> YOUR INSTRUCTIONS
Within the data below, copy each line where the string "JSON" is found.

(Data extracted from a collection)
#####
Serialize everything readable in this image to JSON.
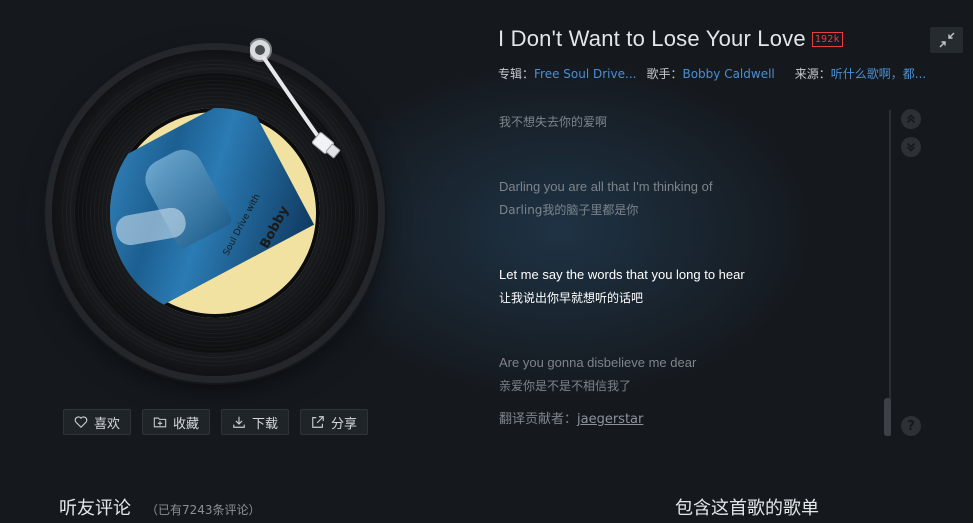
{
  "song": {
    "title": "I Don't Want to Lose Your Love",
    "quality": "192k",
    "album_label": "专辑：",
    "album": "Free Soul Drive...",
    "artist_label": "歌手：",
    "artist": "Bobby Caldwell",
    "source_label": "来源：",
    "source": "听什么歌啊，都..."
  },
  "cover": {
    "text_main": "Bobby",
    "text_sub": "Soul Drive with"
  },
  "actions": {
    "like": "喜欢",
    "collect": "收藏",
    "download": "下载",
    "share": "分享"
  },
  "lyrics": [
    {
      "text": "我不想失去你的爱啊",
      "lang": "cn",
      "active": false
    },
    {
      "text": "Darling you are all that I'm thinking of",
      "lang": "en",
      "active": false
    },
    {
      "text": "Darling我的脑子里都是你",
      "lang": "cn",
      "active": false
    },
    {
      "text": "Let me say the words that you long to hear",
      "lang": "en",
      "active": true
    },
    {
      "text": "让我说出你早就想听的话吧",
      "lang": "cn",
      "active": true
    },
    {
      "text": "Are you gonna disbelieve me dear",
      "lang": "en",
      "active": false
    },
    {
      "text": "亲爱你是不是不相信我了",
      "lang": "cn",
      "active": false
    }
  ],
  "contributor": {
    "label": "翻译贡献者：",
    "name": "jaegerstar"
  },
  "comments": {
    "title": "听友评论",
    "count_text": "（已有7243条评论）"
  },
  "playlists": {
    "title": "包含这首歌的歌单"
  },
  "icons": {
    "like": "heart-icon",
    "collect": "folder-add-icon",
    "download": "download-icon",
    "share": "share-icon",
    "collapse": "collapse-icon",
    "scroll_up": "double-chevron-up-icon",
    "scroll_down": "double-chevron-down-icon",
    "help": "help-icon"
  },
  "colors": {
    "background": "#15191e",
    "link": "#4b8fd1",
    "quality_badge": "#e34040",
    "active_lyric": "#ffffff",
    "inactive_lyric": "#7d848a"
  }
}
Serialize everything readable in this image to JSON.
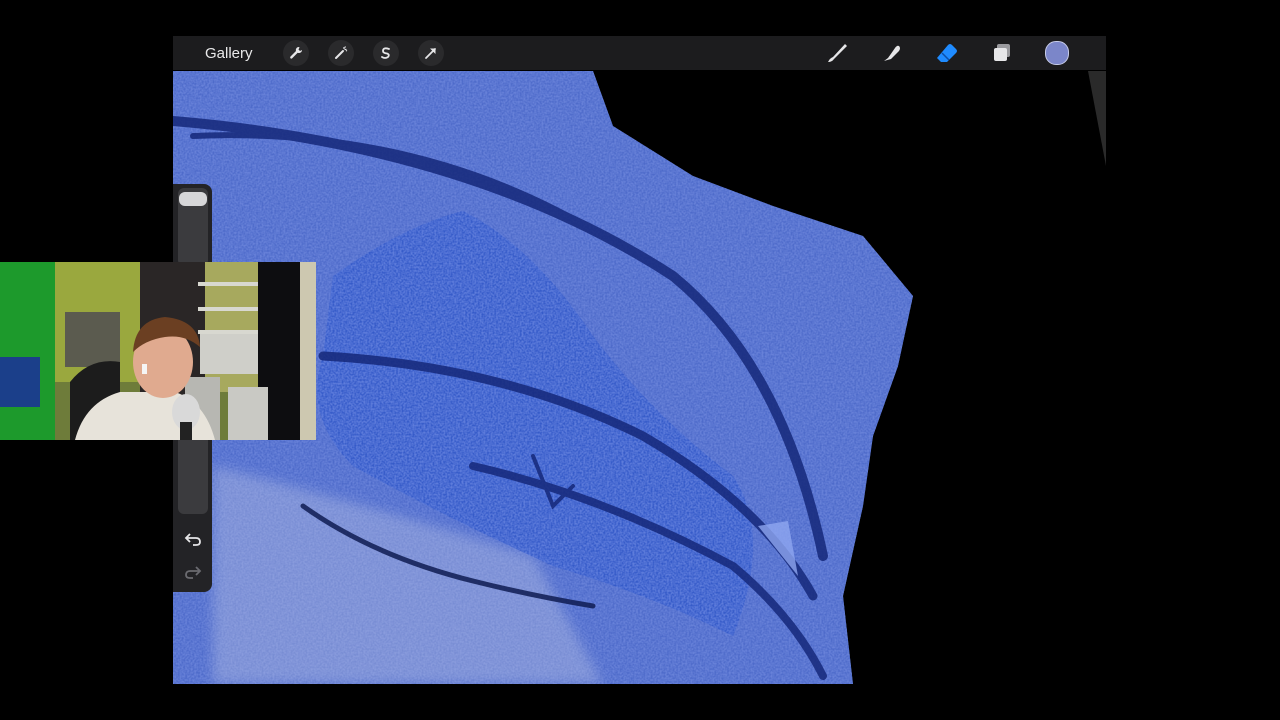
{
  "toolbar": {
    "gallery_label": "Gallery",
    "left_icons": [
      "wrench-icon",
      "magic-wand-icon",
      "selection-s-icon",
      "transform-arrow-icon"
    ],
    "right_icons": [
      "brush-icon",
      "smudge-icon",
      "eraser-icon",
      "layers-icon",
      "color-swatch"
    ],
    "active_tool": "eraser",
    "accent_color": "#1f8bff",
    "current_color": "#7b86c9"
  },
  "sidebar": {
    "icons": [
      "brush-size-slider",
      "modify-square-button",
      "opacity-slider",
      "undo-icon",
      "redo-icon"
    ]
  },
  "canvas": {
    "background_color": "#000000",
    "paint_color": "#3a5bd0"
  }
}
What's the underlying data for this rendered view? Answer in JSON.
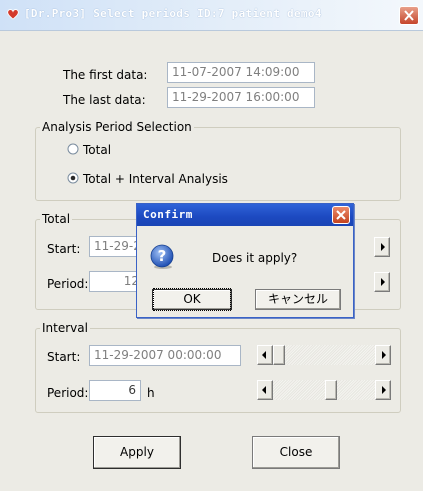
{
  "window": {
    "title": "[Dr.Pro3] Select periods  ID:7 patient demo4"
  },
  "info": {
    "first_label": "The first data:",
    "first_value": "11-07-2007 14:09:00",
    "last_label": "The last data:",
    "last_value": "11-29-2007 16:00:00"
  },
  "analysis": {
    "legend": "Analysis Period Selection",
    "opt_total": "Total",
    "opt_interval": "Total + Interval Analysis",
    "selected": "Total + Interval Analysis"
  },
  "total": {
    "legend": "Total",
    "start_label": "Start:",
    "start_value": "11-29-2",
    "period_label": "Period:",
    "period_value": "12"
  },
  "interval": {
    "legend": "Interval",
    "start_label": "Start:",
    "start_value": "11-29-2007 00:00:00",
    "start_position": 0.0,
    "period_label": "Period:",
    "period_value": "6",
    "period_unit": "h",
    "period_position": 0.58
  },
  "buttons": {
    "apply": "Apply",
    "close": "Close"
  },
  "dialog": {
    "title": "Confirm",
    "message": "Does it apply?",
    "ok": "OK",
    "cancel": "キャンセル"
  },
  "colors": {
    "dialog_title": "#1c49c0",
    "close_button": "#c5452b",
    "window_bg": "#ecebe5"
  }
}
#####
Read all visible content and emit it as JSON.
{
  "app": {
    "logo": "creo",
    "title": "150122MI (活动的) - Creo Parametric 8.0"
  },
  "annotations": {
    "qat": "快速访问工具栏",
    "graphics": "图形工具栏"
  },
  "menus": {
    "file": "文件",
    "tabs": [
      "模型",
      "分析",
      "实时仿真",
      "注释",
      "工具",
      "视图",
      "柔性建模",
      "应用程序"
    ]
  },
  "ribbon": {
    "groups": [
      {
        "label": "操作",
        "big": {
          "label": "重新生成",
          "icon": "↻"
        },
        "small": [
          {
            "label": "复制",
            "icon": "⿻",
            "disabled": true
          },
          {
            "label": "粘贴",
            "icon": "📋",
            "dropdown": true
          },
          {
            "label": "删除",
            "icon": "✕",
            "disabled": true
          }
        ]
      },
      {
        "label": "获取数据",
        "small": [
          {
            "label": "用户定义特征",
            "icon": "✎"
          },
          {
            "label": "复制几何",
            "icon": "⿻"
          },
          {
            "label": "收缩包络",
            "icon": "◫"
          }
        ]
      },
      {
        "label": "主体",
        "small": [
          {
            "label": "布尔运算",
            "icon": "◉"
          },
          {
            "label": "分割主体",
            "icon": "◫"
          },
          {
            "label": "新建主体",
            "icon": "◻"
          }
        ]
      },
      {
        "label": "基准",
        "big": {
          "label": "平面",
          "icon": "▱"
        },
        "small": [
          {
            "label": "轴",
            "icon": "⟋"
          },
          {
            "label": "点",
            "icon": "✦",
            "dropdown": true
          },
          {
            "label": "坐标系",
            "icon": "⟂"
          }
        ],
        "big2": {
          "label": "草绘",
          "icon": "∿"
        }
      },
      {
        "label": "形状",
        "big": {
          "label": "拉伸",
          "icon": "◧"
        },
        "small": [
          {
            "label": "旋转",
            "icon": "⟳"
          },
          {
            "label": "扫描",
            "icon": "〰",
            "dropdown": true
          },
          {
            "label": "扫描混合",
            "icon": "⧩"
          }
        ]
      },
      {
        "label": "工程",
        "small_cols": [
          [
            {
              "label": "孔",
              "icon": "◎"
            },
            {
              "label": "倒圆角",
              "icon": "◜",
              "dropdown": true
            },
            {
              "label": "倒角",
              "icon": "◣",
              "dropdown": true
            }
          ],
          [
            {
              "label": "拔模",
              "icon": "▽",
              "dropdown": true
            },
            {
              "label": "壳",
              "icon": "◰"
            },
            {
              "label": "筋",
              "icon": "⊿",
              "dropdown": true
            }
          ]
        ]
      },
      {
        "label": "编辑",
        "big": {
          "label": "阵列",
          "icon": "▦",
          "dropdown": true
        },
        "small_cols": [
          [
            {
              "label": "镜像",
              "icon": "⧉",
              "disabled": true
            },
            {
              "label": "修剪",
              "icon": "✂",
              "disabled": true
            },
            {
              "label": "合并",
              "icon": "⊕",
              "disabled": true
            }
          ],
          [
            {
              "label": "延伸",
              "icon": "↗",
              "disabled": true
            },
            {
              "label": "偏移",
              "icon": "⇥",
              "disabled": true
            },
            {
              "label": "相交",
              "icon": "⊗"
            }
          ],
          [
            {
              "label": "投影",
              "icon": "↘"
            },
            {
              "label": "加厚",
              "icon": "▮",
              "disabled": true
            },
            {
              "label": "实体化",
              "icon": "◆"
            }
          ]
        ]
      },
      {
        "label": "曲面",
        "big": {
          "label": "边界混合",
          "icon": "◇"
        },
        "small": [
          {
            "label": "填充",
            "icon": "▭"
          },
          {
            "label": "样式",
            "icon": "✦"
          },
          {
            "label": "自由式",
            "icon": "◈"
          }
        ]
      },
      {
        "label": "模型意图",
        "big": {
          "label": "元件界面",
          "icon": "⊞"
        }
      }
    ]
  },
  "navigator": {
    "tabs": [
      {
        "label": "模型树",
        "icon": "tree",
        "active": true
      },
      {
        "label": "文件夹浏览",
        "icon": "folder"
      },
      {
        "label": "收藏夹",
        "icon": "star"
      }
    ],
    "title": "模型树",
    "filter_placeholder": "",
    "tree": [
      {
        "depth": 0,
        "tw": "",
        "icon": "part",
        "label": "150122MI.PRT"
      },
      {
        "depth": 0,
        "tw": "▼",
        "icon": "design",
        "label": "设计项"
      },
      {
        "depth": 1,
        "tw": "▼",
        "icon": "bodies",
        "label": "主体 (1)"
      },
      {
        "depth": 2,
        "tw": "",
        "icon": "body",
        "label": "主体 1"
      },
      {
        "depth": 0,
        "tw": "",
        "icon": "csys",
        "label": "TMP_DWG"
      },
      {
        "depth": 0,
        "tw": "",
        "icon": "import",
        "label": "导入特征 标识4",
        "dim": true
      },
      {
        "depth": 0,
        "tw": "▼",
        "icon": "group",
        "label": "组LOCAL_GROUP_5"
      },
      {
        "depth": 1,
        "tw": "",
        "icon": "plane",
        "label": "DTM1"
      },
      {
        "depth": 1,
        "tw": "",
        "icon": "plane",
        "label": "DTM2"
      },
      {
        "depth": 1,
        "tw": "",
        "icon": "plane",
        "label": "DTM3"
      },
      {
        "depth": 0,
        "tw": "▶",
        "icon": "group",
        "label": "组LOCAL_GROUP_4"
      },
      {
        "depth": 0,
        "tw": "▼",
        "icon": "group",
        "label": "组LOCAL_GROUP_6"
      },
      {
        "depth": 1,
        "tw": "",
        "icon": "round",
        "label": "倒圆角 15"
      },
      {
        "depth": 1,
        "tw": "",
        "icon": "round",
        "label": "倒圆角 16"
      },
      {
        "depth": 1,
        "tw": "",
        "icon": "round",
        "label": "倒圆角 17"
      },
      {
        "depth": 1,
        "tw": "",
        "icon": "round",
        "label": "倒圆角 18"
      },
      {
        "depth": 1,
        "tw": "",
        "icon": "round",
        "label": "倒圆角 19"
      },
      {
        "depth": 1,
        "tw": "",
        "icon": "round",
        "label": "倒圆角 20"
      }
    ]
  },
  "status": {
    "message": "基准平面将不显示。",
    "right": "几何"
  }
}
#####
> ANSWER SPACE
Serialize everything readable in this image to JSON.
Serialize everything readable in this image to JSON.
What's the underlying data for this rendered view? Answer in JSON.
Read all visible content and emit it as JSON.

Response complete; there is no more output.